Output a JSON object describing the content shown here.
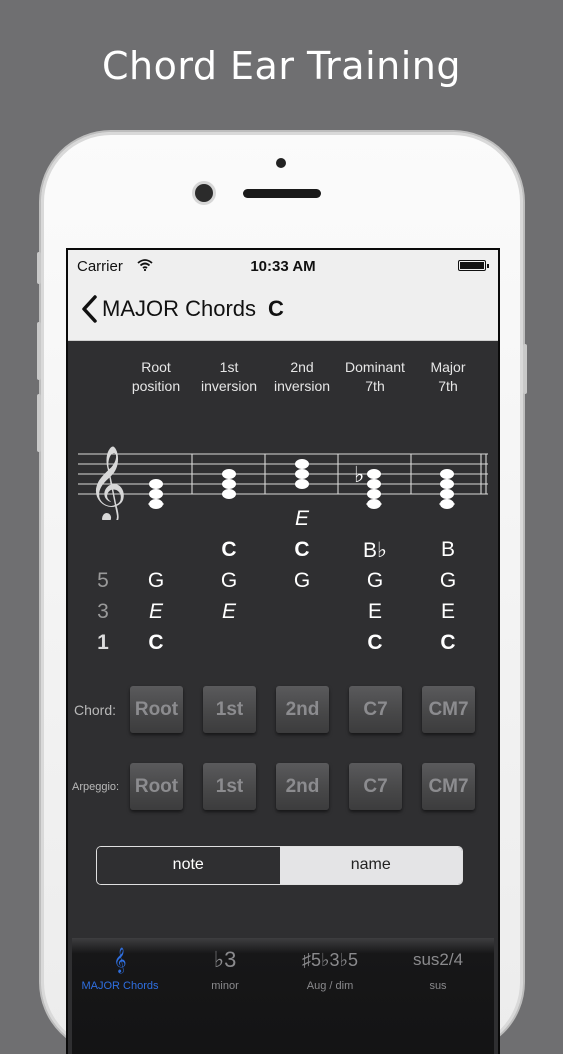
{
  "promo": {
    "title": "Chord Ear Training"
  },
  "status": {
    "carrier": "Carrier",
    "time": "10:33 AM"
  },
  "nav": {
    "back_label": "MAJOR Chords",
    "key": "C"
  },
  "columns": [
    {
      "line1": "Root",
      "line2": "position"
    },
    {
      "line1": "1st",
      "line2": "inversion"
    },
    {
      "line1": "2nd",
      "line2": "inversion"
    },
    {
      "line1": "Dominant",
      "line2": "7th"
    },
    {
      "line1": "Major",
      "line2": "7th"
    }
  ],
  "staff": {
    "clef": "𝄞",
    "flat": "♭"
  },
  "intervals": {
    "fifth": "5",
    "third": "3",
    "root": "1"
  },
  "notes": {
    "col1": {
      "fifth": "G",
      "third": "E",
      "root": "C"
    },
    "col2": {
      "top": "C",
      "fifth": "G",
      "third": "E"
    },
    "col3": {
      "top2": "E",
      "top": "C",
      "fifth": "G"
    },
    "col4": {
      "seventh": "B♭",
      "fifth": "G",
      "third": "E",
      "root": "C"
    },
    "col5": {
      "seventh": "B",
      "fifth": "G",
      "third": "E",
      "root": "C"
    }
  },
  "chord_row": {
    "label": "Chord:",
    "buttons": [
      "Root",
      "1st",
      "2nd",
      "C7",
      "CM7"
    ]
  },
  "arpeggio_row": {
    "label": "Arpeggio:",
    "buttons": [
      "Root",
      "1st",
      "2nd",
      "C7",
      "CM7"
    ]
  },
  "segment": {
    "note": "note",
    "name": "name",
    "selected": "name"
  },
  "tabs": [
    {
      "icon": "𝄞",
      "icon_name": "treble-clef-icon",
      "label": "MAJOR Chords",
      "active": true
    },
    {
      "icon": "♭3",
      "icon_name": "flat-three-icon",
      "label": "minor",
      "active": false
    },
    {
      "icon": "♯5♭3♭5",
      "icon_name": "aug-dim-icon",
      "label": "Aug / dim",
      "active": false
    },
    {
      "icon": "sus2/4",
      "icon_name": "sus-icon",
      "label": "sus",
      "active": false
    }
  ],
  "colors": {
    "background": "#6f6f71",
    "screen": "#2f2f31",
    "accent": "#2f6fe0"
  }
}
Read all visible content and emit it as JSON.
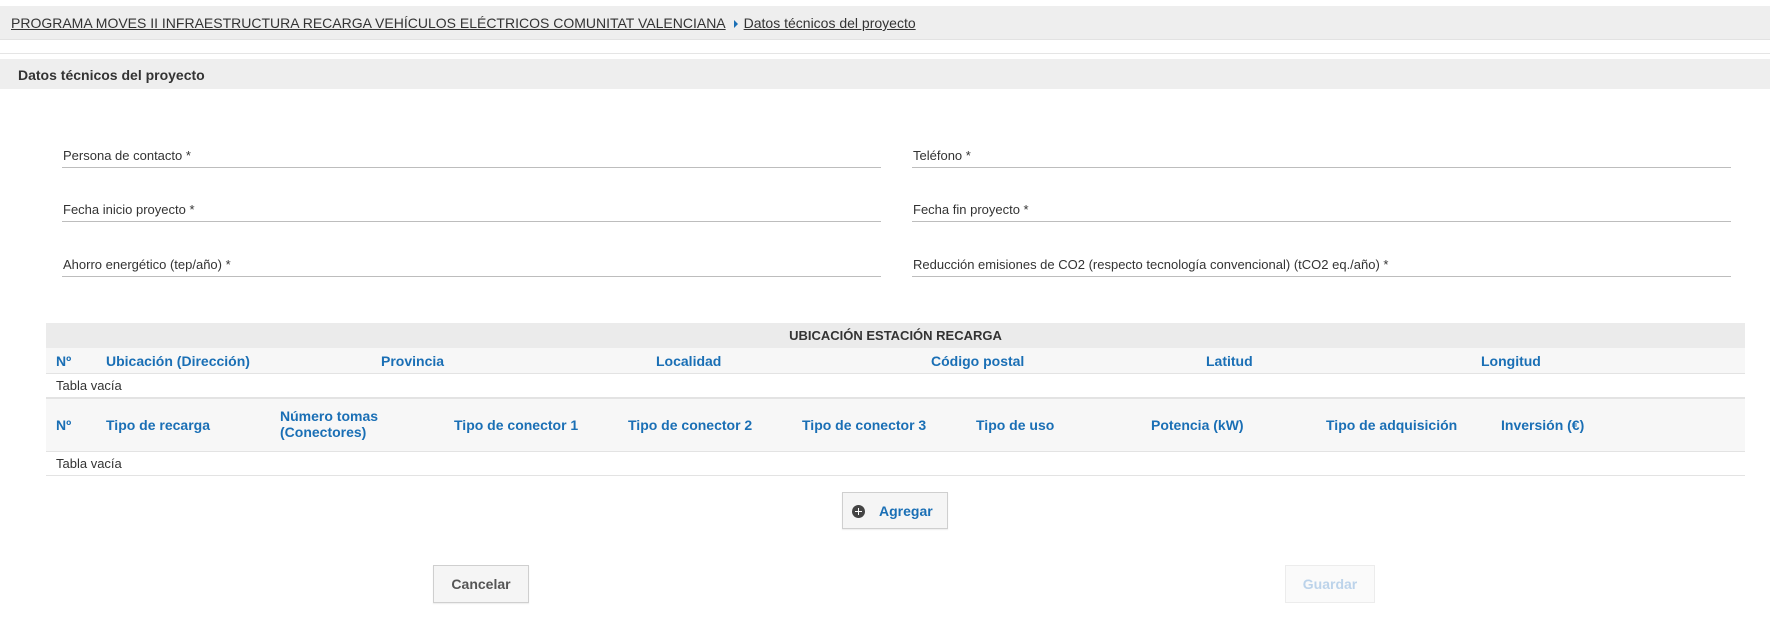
{
  "breadcrumb": {
    "parent": "PROGRAMA MOVES II INFRAESTRUCTURA RECARGA VEHÍCULOS ELÉCTRICOS COMUNITAT VALENCIANA",
    "current": "Datos técnicos del proyecto"
  },
  "section": {
    "title": "Datos técnicos del proyecto"
  },
  "fields": {
    "contact_person": "Persona de contacto *",
    "phone": "Teléfono *",
    "start_date": "Fecha inicio proyecto *",
    "end_date": "Fecha fin proyecto *",
    "energy_saving": "Ahorro energético (tep/año) *",
    "co2_reduction": "Reducción emisiones de CO2 (respecto tecnología convencional) (tCO2 eq./año) *"
  },
  "location_table": {
    "caption": "UBICACIÓN ESTACIÓN RECARGA",
    "columns": [
      "Nº",
      "Ubicación (Dirección)",
      "Provincia",
      "Localidad",
      "Código postal",
      "Latitud",
      "Longitud"
    ],
    "empty_text": "Tabla vacía"
  },
  "charging_table": {
    "columns": [
      "Nº",
      "Tipo de recarga",
      "Número tomas\n(Conectores)",
      "Tipo de conector 1",
      "Tipo de conector 2",
      "Tipo de conector 3",
      "Tipo de uso",
      "Potencia (kW)",
      "Tipo de adquisición",
      "Inversión (€)"
    ],
    "empty_text": "Tabla vacía"
  },
  "buttons": {
    "add": "Agregar",
    "cancel": "Cancelar",
    "save": "Guardar"
  },
  "icons": {
    "add": "plus-circle-icon",
    "breadcrumb_separator": "caret-right-icon"
  },
  "colors": {
    "accent": "#1a6fb5",
    "header_bg": "#eeeeee"
  }
}
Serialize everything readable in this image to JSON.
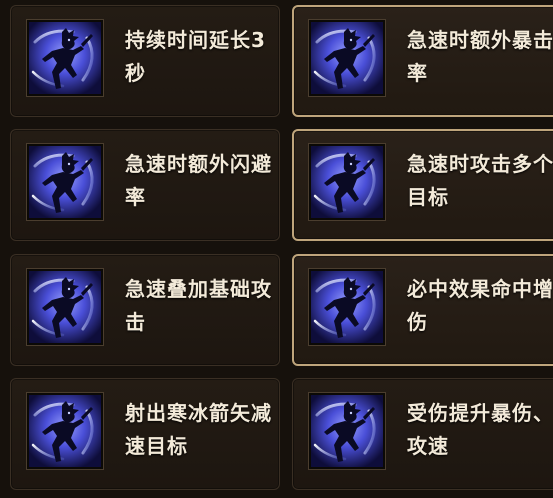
{
  "skills": [
    {
      "label": "持续时间延长3秒",
      "icon": "ninja-dash-icon",
      "selected": false
    },
    {
      "label": "急速时额外暴击率",
      "icon": "ninja-dash-icon",
      "selected": true
    },
    {
      "label": "急速时额外闪避率",
      "icon": "ninja-dash-icon",
      "selected": false
    },
    {
      "label": "急速时攻击多个目标",
      "icon": "ninja-dash-icon",
      "selected": true
    },
    {
      "label": "急速叠加基础攻击",
      "icon": "ninja-dash-icon",
      "selected": false
    },
    {
      "label": "必中效果命中增伤",
      "icon": "ninja-dash-icon",
      "selected": true
    },
    {
      "label": "射出寒冰箭矢减速目标",
      "icon": "ninja-dash-icon",
      "selected": false
    },
    {
      "label": "受伤提升暴伤、攻速",
      "icon": "ninja-dash-icon",
      "selected": false
    }
  ],
  "colors": {
    "card_border": "#3a2f24",
    "selected_border": "#bfa57c",
    "text": "#f3ead9",
    "icon_glow": "#6f74ff"
  }
}
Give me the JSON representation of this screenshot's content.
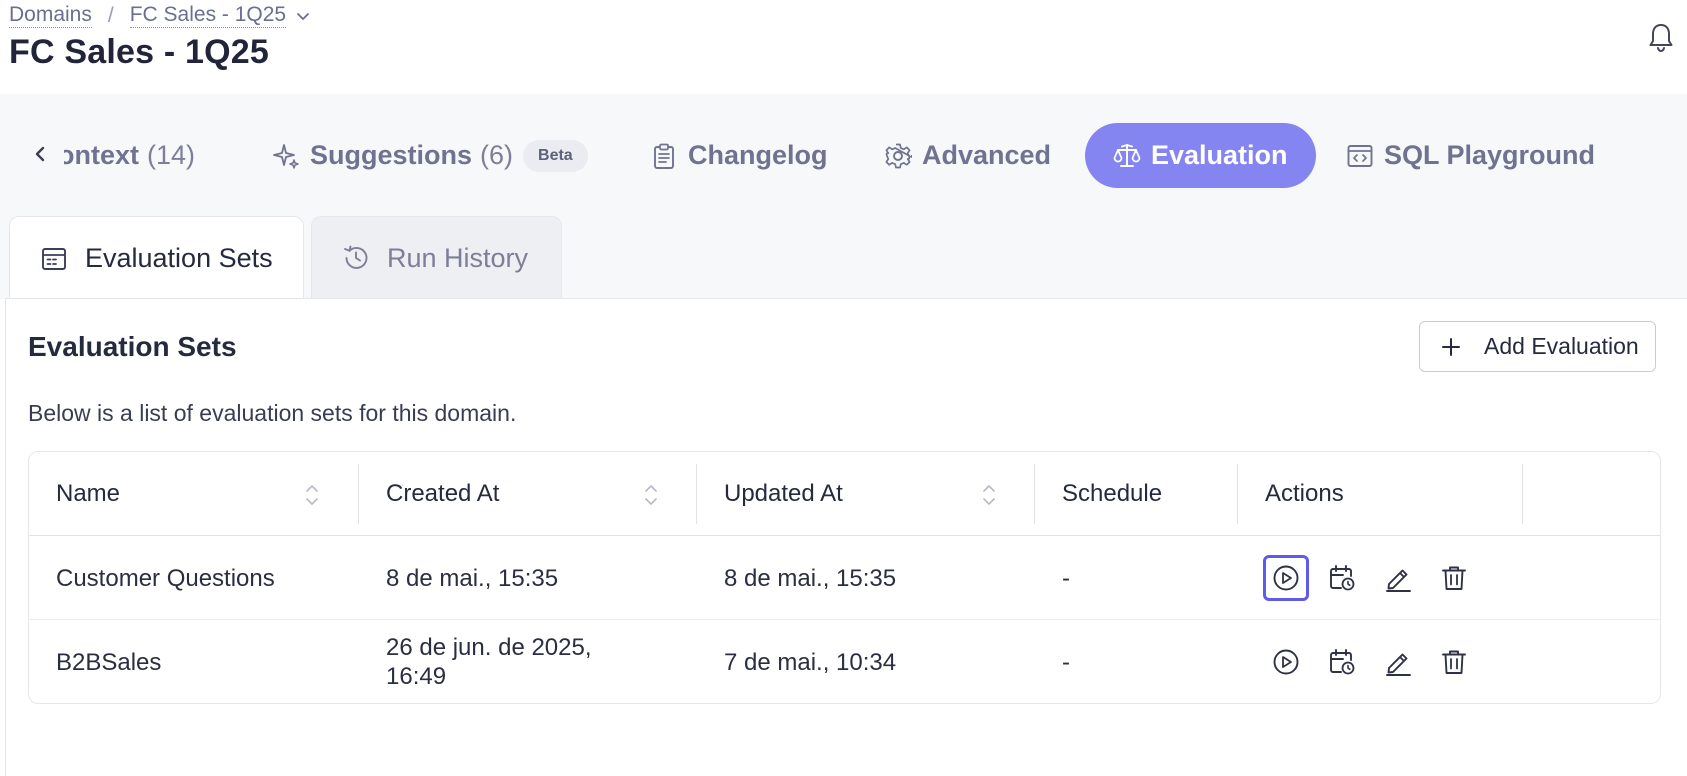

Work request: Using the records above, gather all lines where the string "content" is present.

Task response:
Output a JSON object describing the content shown here.
Read all visible content and emit it as JSON.
Give me the JSON representation of this screenshot's content.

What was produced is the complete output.